jrosa From Brazil, joined Jun 2005, 366 posts, RR: 12 Reply 13, posted (1 year 2 months 3 weeks 2 days 14 hours ago) and read 7872 times:
I really miss Jon's excellent job at Flightblogger. Without a shadow of doubt Jon was the body and, mainly, the soul and spirit of the blog. It had his elegant journalist style and the blog also profited a lot from Jon superb connections and fonts, which ensured a great deal of breaking news and inside infos.
It is really a shame that FlightGlobal was not able to put someone at Flightblogger with at least half the competence of and devotion to the blog as Jon.
clickhappy From United States of America, joined Sep 2001, 9548 posts, RR: 70 Reply 14, posted (1 year 2 months 3 weeks 2 days 14 hours ago) and read 7503 times:
AIRLINERS.NET CREW PHOTO SCREENER
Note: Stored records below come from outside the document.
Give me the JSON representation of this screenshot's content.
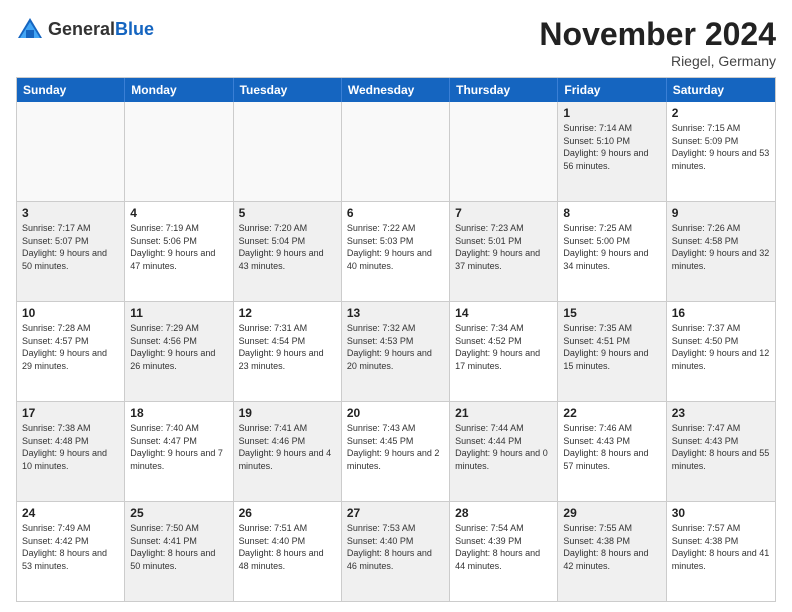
{
  "logo": {
    "general": "General",
    "blue": "Blue"
  },
  "title": "November 2024",
  "subtitle": "Riegel, Germany",
  "headers": [
    "Sunday",
    "Monday",
    "Tuesday",
    "Wednesday",
    "Thursday",
    "Friday",
    "Saturday"
  ],
  "rows": [
    [
      {
        "day": "",
        "info": "",
        "empty": true
      },
      {
        "day": "",
        "info": "",
        "empty": true
      },
      {
        "day": "",
        "info": "",
        "empty": true
      },
      {
        "day": "",
        "info": "",
        "empty": true
      },
      {
        "day": "",
        "info": "",
        "empty": true
      },
      {
        "day": "1",
        "info": "Sunrise: 7:14 AM\nSunset: 5:10 PM\nDaylight: 9 hours and 56 minutes.",
        "shaded": true
      },
      {
        "day": "2",
        "info": "Sunrise: 7:15 AM\nSunset: 5:09 PM\nDaylight: 9 hours and 53 minutes.",
        "shaded": false
      }
    ],
    [
      {
        "day": "3",
        "info": "Sunrise: 7:17 AM\nSunset: 5:07 PM\nDaylight: 9 hours and 50 minutes.",
        "shaded": true
      },
      {
        "day": "4",
        "info": "Sunrise: 7:19 AM\nSunset: 5:06 PM\nDaylight: 9 hours and 47 minutes.",
        "shaded": false
      },
      {
        "day": "5",
        "info": "Sunrise: 7:20 AM\nSunset: 5:04 PM\nDaylight: 9 hours and 43 minutes.",
        "shaded": true
      },
      {
        "day": "6",
        "info": "Sunrise: 7:22 AM\nSunset: 5:03 PM\nDaylight: 9 hours and 40 minutes.",
        "shaded": false
      },
      {
        "day": "7",
        "info": "Sunrise: 7:23 AM\nSunset: 5:01 PM\nDaylight: 9 hours and 37 minutes.",
        "shaded": true
      },
      {
        "day": "8",
        "info": "Sunrise: 7:25 AM\nSunset: 5:00 PM\nDaylight: 9 hours and 34 minutes.",
        "shaded": false
      },
      {
        "day": "9",
        "info": "Sunrise: 7:26 AM\nSunset: 4:58 PM\nDaylight: 9 hours and 32 minutes.",
        "shaded": true
      }
    ],
    [
      {
        "day": "10",
        "info": "Sunrise: 7:28 AM\nSunset: 4:57 PM\nDaylight: 9 hours and 29 minutes.",
        "shaded": false
      },
      {
        "day": "11",
        "info": "Sunrise: 7:29 AM\nSunset: 4:56 PM\nDaylight: 9 hours and 26 minutes.",
        "shaded": true
      },
      {
        "day": "12",
        "info": "Sunrise: 7:31 AM\nSunset: 4:54 PM\nDaylight: 9 hours and 23 minutes.",
        "shaded": false
      },
      {
        "day": "13",
        "info": "Sunrise: 7:32 AM\nSunset: 4:53 PM\nDaylight: 9 hours and 20 minutes.",
        "shaded": true
      },
      {
        "day": "14",
        "info": "Sunrise: 7:34 AM\nSunset: 4:52 PM\nDaylight: 9 hours and 17 minutes.",
        "shaded": false
      },
      {
        "day": "15",
        "info": "Sunrise: 7:35 AM\nSunset: 4:51 PM\nDaylight: 9 hours and 15 minutes.",
        "shaded": true
      },
      {
        "day": "16",
        "info": "Sunrise: 7:37 AM\nSunset: 4:50 PM\nDaylight: 9 hours and 12 minutes.",
        "shaded": false
      }
    ],
    [
      {
        "day": "17",
        "info": "Sunrise: 7:38 AM\nSunset: 4:48 PM\nDaylight: 9 hours and 10 minutes.",
        "shaded": true
      },
      {
        "day": "18",
        "info": "Sunrise: 7:40 AM\nSunset: 4:47 PM\nDaylight: 9 hours and 7 minutes.",
        "shaded": false
      },
      {
        "day": "19",
        "info": "Sunrise: 7:41 AM\nSunset: 4:46 PM\nDaylight: 9 hours and 4 minutes.",
        "shaded": true
      },
      {
        "day": "20",
        "info": "Sunrise: 7:43 AM\nSunset: 4:45 PM\nDaylight: 9 hours and 2 minutes.",
        "shaded": false
      },
      {
        "day": "21",
        "info": "Sunrise: 7:44 AM\nSunset: 4:44 PM\nDaylight: 9 hours and 0 minutes.",
        "shaded": true
      },
      {
        "day": "22",
        "info": "Sunrise: 7:46 AM\nSunset: 4:43 PM\nDaylight: 8 hours and 57 minutes.",
        "shaded": false
      },
      {
        "day": "23",
        "info": "Sunrise: 7:47 AM\nSunset: 4:43 PM\nDaylight: 8 hours and 55 minutes.",
        "shaded": true
      }
    ],
    [
      {
        "day": "24",
        "info": "Sunrise: 7:49 AM\nSunset: 4:42 PM\nDaylight: 8 hours and 53 minutes.",
        "shaded": false
      },
      {
        "day": "25",
        "info": "Sunrise: 7:50 AM\nSunset: 4:41 PM\nDaylight: 8 hours and 50 minutes.",
        "shaded": true
      },
      {
        "day": "26",
        "info": "Sunrise: 7:51 AM\nSunset: 4:40 PM\nDaylight: 8 hours and 48 minutes.",
        "shaded": false
      },
      {
        "day": "27",
        "info": "Sunrise: 7:53 AM\nSunset: 4:40 PM\nDaylight: 8 hours and 46 minutes.",
        "shaded": true
      },
      {
        "day": "28",
        "info": "Sunrise: 7:54 AM\nSunset: 4:39 PM\nDaylight: 8 hours and 44 minutes.",
        "shaded": false
      },
      {
        "day": "29",
        "info": "Sunrise: 7:55 AM\nSunset: 4:38 PM\nDaylight: 8 hours and 42 minutes.",
        "shaded": true
      },
      {
        "day": "30",
        "info": "Sunrise: 7:57 AM\nSunset: 4:38 PM\nDaylight: 8 hours and 41 minutes.",
        "shaded": false
      }
    ]
  ]
}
Jon loved what he did (and hopefully still does, I have not spoken to him or seen him since he moved to the WSJ), and thus it was easy for him to produce his blog. It was his passion. Assigning two people to do a "job" is just that, a job. You can't fake the funk.
Gunsontheroof From United States of America, joined Jan 2006, 3480 posts, RR: 10 Reply 15, posted (1 year 2 months 3 weeks 2 days 14 hours ago) and read 7426 times:
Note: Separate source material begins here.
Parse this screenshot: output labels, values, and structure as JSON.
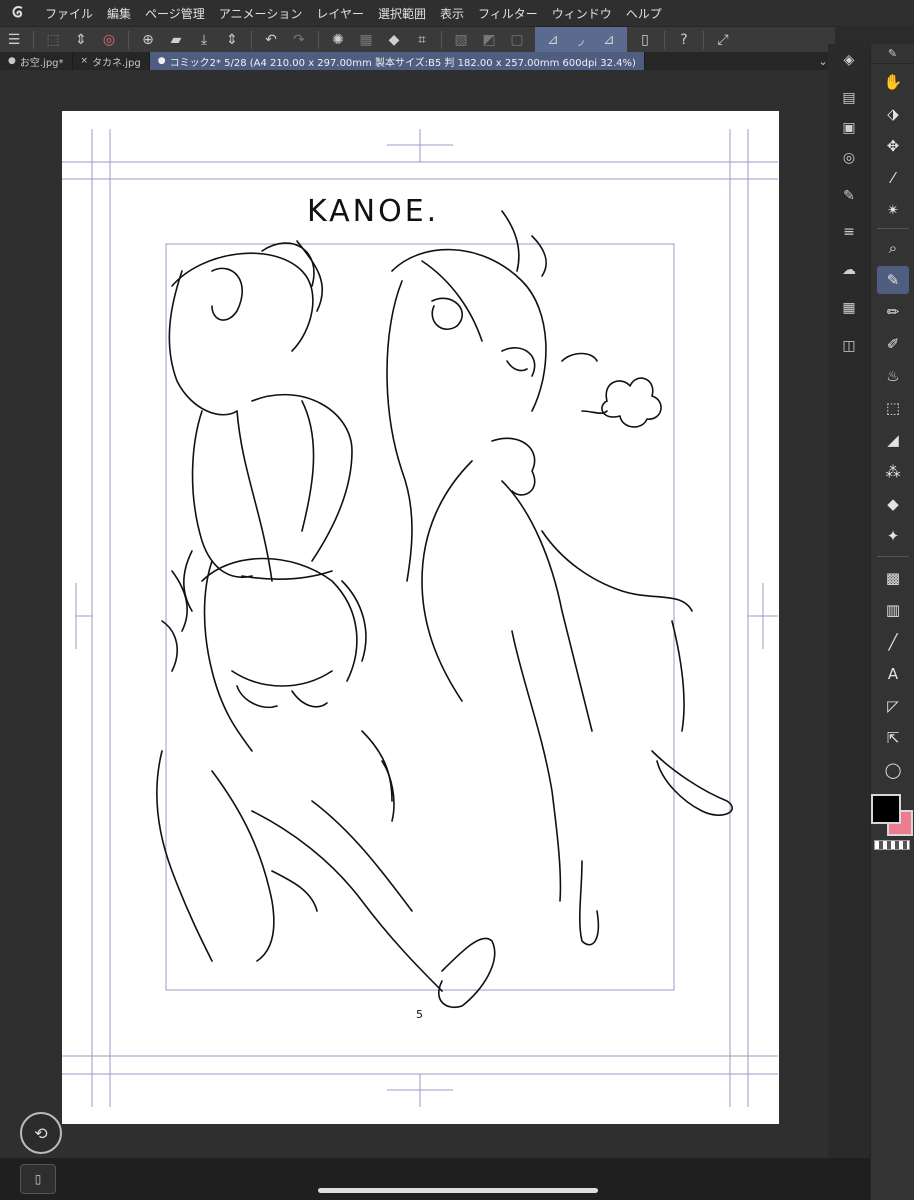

Quoting moo (Reply 2): I would think its gradually been killed off - like so many of their blogs, it was all about the individual writer rather than a general writers column, so when he left a lot of people stopped following it.
I think that's pretty much it. It's been pretty a disappointing transition since Jon left and I think the folks over at FlightGlobal know it. I don't expect that it will be around much longer.
aerorobnz From Rwanda, joined Feb 2001, 6720 posts, RR: 13 Reply 16, posted (1 year 2 months 3 weeks 2 days 9 hours ago) and read 5563 times:
what do you expect? FlightGlobal is the antoChrist. They buy and destroy anything...see JP Fleets as well post purchase. It used to be incredibly accurate, then they changed the format and it sucked as a reference. Flightblogger is no different.
RubberJungle From United Kingdom, joined Jan 2010, 352 posts, RR: 0 Reply 17, posted (1 year 2 months 3 weeks 1 day 22 hours ago) and read 4158 times:
Flightglobal's journalists will, I'm sure, be delighted to receive A.netters' outraged letters of complaint insisting they ought to be dedicating their own time to maintaining a completely free blog, while working a 13-hour day at the Berlin air show to produce a daily paper and a separate interactive daily magazine, without neglecting the regular weekly magazine, or its separate electronic version, or the real-time online news service...